According to Terri Norvell, presenter of Nov. 6’s Webinar Wednesday, “The Formula for Extraordinary Leasing Success,” leasing agents should compliment prospective residents, but only when that compliment is sincere. 

“If you’re a shoe person, go with shoes,” Norvell says. “Only compliment something you genuinely feel compelled to compliment.”

If a prospective resident is wearing the ugliest sweater known to man—anything from my fifth grade wardrobe—don’t tell her how much you love it. Rather, compliment her great…socks. Hey, sometimes it’s a struggle to find anything worth acknowledging.

Norvell says prospective residents will see right through you if you’re lying. “People lease with those they like and trust you,” Norvell says. “It’s all about the experience and how you make people feel. Forty percent of leasing success is building that rapport with another person.”

In other words, you want to have them at “hello”. Tom Cruise knew as much.

It’s also important to actually listen to what a prospective resident is saying. Ask questions and engage in a deep conversation with someone to determine what they’re looking for in an apartment home—and then give it to them.

However, Norvell says leasing agents should never show a prospective resident more than three apartments. Any more options and they’ll be too overwhelmed. I learned this lesson last week while shopping for boots at DSW. Massive headache and all-consuming indecision.

If a prospective resident can’t seem to make a decision by the end of the tour, Norvell says sometimes you just have to make that decision for them.

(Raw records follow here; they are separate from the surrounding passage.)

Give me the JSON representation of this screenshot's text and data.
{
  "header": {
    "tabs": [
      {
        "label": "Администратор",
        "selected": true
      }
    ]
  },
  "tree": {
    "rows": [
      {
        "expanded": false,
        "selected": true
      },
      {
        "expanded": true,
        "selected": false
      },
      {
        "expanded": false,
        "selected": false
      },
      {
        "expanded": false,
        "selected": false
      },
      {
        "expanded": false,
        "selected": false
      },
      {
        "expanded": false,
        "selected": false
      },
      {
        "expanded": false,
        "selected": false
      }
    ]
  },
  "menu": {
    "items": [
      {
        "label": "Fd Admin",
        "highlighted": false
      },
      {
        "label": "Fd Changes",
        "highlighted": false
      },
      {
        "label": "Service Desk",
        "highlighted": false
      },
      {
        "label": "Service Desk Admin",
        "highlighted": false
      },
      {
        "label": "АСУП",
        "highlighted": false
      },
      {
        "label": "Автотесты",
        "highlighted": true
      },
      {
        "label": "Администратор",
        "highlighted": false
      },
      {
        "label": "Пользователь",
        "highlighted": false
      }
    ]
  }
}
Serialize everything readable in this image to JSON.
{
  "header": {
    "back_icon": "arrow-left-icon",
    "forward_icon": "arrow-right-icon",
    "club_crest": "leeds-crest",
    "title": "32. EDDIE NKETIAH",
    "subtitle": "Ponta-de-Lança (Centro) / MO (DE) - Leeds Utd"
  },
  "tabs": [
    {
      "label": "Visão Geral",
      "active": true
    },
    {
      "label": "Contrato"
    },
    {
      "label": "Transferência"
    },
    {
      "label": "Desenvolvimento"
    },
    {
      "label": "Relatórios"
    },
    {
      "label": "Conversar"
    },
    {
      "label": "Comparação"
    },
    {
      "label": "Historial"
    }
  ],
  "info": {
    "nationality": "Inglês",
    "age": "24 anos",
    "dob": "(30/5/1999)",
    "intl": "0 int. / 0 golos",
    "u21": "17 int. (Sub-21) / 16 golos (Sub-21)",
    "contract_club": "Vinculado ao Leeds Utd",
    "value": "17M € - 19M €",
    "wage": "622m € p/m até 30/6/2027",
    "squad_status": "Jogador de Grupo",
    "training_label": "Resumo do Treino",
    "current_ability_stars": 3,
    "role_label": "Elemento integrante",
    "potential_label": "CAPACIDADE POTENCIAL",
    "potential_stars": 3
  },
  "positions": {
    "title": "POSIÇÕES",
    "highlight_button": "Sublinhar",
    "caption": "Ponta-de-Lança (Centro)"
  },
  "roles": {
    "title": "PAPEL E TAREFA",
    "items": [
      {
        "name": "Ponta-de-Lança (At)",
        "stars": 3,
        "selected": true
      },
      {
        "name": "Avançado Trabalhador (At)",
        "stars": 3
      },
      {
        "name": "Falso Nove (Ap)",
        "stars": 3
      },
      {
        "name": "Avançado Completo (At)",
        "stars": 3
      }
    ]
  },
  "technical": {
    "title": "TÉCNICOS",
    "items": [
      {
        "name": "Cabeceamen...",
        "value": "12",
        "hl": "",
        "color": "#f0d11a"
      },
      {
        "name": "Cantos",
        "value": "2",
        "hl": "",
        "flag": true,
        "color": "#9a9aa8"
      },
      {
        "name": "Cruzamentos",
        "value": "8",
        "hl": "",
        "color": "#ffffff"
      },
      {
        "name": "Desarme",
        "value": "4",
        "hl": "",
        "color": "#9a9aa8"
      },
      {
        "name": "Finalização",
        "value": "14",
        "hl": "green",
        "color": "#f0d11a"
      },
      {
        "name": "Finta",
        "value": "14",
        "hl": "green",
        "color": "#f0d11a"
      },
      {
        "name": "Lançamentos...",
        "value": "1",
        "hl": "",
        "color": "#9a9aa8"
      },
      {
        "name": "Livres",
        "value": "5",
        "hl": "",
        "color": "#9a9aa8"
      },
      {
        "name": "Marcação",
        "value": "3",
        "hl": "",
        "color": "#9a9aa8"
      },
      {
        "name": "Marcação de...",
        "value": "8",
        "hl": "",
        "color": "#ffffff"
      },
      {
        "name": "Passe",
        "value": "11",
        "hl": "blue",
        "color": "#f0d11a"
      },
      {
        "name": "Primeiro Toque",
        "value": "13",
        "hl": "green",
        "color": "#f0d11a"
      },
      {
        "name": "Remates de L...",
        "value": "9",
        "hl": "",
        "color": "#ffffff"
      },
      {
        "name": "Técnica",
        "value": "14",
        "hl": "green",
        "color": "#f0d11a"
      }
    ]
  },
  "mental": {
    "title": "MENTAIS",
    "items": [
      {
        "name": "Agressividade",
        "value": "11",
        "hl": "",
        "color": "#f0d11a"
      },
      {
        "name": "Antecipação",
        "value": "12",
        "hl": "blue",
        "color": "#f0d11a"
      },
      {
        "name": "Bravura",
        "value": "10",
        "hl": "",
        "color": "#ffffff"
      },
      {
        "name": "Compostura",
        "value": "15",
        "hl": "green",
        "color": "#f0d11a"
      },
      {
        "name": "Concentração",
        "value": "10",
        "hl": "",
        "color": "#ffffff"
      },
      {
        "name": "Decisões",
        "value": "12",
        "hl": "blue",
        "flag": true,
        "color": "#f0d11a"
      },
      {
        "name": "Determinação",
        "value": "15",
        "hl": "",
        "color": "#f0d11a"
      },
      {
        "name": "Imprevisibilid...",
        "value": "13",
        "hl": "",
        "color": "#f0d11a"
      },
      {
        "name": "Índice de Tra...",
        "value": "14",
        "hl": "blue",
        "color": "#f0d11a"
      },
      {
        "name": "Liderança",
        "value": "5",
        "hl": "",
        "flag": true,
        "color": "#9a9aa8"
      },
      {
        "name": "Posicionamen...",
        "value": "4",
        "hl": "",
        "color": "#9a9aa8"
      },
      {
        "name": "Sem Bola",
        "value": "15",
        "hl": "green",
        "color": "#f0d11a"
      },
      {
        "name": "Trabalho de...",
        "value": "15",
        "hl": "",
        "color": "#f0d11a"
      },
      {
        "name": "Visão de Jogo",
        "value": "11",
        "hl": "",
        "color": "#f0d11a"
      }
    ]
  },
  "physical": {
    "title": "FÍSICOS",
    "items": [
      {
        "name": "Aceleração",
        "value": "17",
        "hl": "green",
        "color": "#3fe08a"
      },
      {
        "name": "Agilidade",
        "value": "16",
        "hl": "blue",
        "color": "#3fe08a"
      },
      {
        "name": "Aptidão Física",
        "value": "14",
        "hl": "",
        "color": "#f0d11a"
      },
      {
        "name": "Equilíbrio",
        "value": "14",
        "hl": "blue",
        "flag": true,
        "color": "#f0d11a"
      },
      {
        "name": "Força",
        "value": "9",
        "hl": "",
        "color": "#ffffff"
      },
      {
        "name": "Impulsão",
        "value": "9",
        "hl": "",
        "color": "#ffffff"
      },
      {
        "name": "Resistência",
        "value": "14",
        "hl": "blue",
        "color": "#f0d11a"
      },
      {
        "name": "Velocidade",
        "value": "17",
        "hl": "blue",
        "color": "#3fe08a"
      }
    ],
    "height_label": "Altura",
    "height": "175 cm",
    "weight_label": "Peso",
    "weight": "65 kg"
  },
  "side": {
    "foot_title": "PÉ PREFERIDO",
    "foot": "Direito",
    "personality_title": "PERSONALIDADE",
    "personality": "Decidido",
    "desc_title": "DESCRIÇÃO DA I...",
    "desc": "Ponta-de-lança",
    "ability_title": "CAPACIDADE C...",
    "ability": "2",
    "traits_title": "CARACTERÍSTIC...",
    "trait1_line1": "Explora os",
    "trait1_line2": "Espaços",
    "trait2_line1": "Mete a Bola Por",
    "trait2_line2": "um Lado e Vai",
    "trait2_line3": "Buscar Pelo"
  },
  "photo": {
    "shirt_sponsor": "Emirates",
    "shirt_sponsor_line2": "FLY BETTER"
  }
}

“Some people just don’t know what they want—and it’s up to you to tell them,” she says. “Typically they can then tell you ‘yes’ or ‘no’.” 

Unfortunately, this is always the start of horrible haircut.

Learn more about Webinar Wednesdays (hosted by NAAEI, Apartment All Stars and Multifamily Insiders), and register for November 20th’s “The Office Personnel’s Guide to Maximizing Your Maintenance Team” today.

Lauren Boston is NAA’s Staff Writer and Manager of Public Relations. Unsurprisingly, she writes a lot—most often for units Magazine and as a weekly blogger for APTly Spoken. She enjoys making people laugh, sharing embarrassing childhood stories and being the (self-proclaimed) Voice of the Apartment Industry. She welcomes feedback, unless it’s negative (in which case, please keep it to yourself).